(ASSIGNMENT):
Word for word, copy the lines from the one with "Decode this image" to the last line of the data below, counting both, and keep every picture out.

(MATERIAL PROVIDED):
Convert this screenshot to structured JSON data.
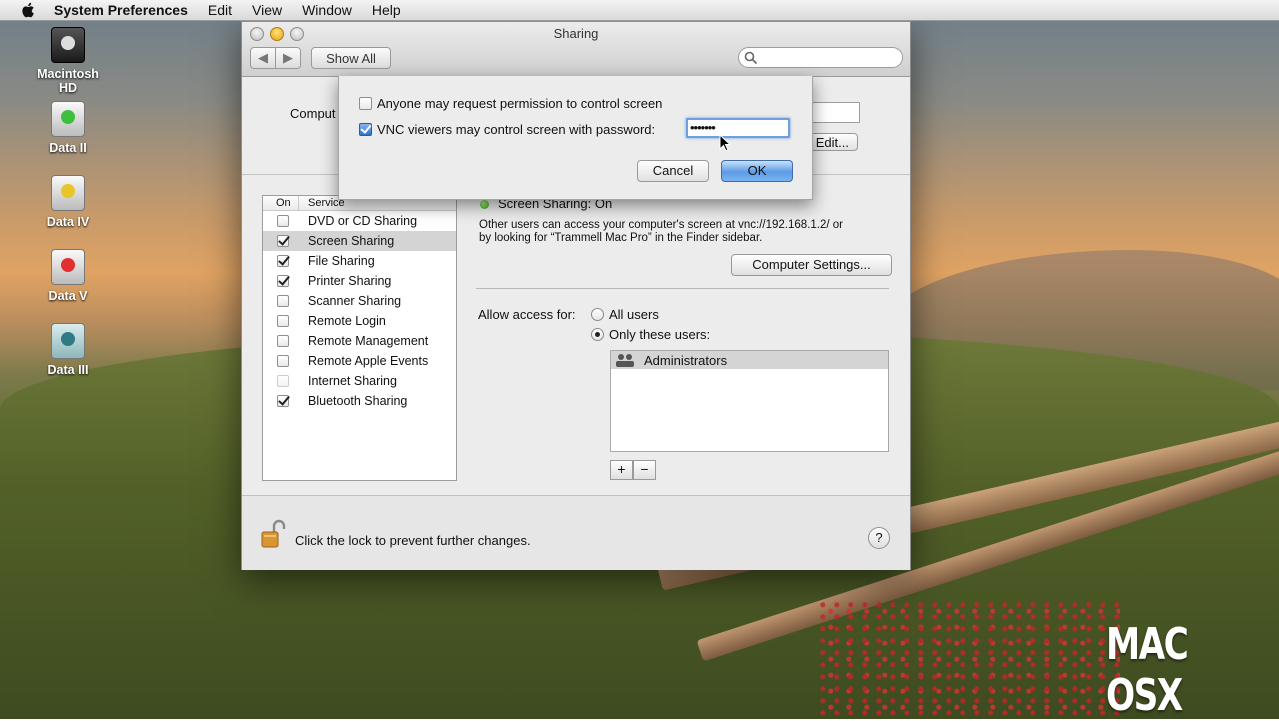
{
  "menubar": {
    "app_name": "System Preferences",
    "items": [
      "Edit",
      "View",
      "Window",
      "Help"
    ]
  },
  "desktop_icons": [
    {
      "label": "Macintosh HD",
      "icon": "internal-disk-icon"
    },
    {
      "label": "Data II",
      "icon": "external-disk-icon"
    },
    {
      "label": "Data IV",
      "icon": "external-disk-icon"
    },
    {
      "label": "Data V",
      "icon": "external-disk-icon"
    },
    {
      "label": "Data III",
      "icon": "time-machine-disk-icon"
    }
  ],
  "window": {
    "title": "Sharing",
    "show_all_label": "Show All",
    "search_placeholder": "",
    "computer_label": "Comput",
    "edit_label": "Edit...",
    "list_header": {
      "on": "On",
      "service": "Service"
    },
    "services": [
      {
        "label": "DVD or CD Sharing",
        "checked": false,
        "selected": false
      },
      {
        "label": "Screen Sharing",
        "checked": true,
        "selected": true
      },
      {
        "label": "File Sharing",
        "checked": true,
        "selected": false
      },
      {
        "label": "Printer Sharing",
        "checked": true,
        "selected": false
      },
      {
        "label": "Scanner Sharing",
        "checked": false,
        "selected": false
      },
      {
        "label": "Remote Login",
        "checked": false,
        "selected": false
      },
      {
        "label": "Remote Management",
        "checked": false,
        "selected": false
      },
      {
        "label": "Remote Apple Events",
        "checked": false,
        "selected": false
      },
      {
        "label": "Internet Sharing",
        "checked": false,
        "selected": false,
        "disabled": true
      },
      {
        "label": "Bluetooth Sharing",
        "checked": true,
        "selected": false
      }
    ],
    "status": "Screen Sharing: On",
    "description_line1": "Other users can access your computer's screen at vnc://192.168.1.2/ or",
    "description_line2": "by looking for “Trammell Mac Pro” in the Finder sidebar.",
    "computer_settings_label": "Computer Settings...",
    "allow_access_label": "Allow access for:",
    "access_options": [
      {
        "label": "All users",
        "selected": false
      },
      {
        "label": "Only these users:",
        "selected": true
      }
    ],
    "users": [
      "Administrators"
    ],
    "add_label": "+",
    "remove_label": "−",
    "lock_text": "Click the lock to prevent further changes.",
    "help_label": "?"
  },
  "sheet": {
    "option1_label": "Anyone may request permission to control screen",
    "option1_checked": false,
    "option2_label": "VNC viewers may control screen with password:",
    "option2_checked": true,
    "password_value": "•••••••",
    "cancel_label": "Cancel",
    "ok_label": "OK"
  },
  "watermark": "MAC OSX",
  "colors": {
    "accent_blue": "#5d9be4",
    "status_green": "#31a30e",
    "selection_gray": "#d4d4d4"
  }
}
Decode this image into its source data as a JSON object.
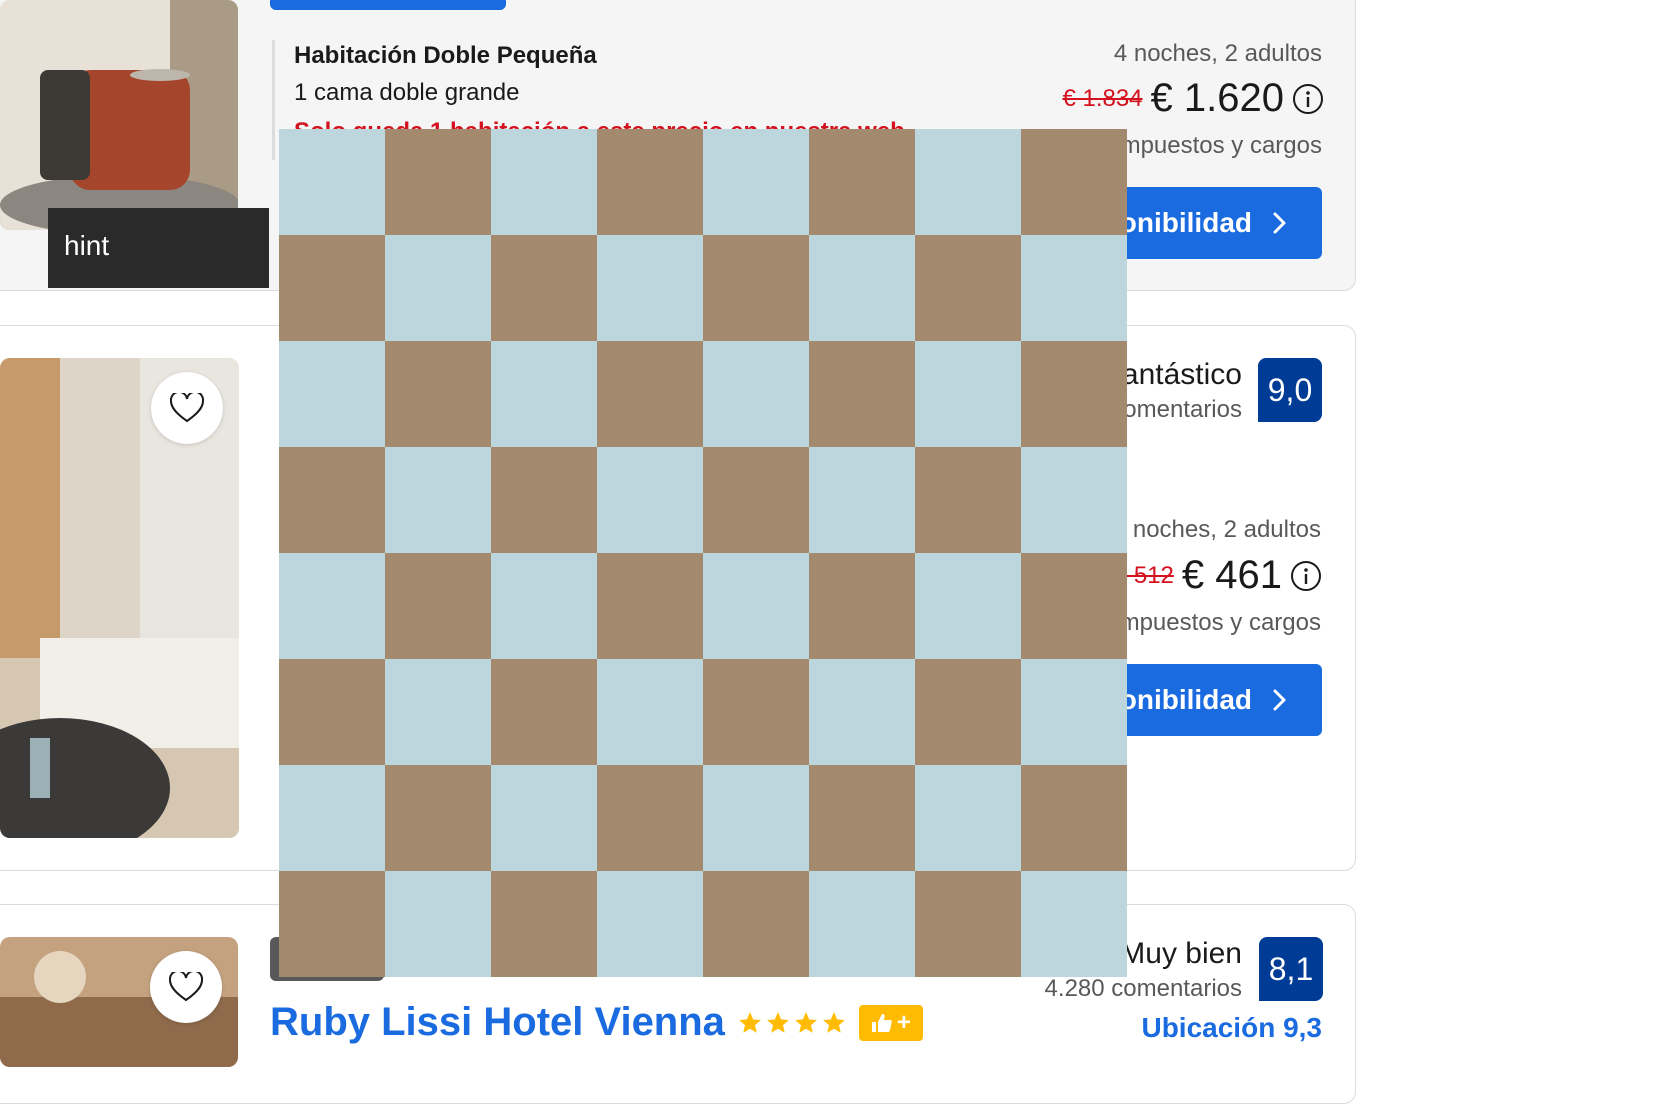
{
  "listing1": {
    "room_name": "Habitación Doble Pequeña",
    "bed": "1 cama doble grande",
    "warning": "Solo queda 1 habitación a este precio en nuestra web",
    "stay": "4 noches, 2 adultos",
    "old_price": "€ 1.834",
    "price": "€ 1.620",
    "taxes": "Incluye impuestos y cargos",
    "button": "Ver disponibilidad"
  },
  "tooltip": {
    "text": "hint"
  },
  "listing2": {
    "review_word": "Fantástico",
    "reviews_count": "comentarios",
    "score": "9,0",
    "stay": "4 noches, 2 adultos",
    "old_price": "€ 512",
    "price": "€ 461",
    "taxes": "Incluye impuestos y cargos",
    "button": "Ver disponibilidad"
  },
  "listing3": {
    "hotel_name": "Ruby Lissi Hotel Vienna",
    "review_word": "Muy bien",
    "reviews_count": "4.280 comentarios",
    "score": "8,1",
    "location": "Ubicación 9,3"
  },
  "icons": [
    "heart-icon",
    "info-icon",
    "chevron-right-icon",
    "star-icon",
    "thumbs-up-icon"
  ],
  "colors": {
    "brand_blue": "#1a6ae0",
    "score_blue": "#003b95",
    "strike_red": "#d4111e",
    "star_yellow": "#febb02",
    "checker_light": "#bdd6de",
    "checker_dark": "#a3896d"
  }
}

(SOLUTION TO THE EXERCISE):
Decode this image into its source data as a JSON object.
{
  "listing1": {
    "room_name": "Habitación Doble Pequeña",
    "bed": "1 cama doble grande",
    "warning": "Solo queda 1 habitación a este precio en nuestra web",
    "stay": "4 noches, 2 adultos",
    "old_price": "€ 1.834",
    "price": "€ 1.620",
    "taxes": "Incluye impuestos y cargos",
    "button": "Ver disponibilidad"
  },
  "tooltip": {
    "text": "hint"
  },
  "listing2": {
    "review_word": "Fantástico",
    "reviews_count": "comentarios",
    "score": "9,0",
    "stay": "4 noches, 2 adultos",
    "old_price": "€ 512",
    "price": "€ 461",
    "taxes": "Incluye impuestos y cargos",
    "button": "Ver disponibilidad"
  },
  "listing3": {
    "hotel_name": "Ruby Lissi Hotel Vienna",
    "review_word": "Muy bien",
    "reviews_count": "4.280 comentarios",
    "score": "8,1",
    "location": "Ubicación 9,3"
  },
  "icons": [
    "heart-icon",
    "info-icon",
    "chevron-right-icon",
    "star-icon",
    "thumbs-up-icon"
  ],
  "colors": {
    "brand_blue": "#1a6ae0",
    "score_blue": "#003b95",
    "strike_red": "#d4111e",
    "star_yellow": "#febb02",
    "checker_light": "#bdd6de",
    "checker_dark": "#a3896d"
  }
}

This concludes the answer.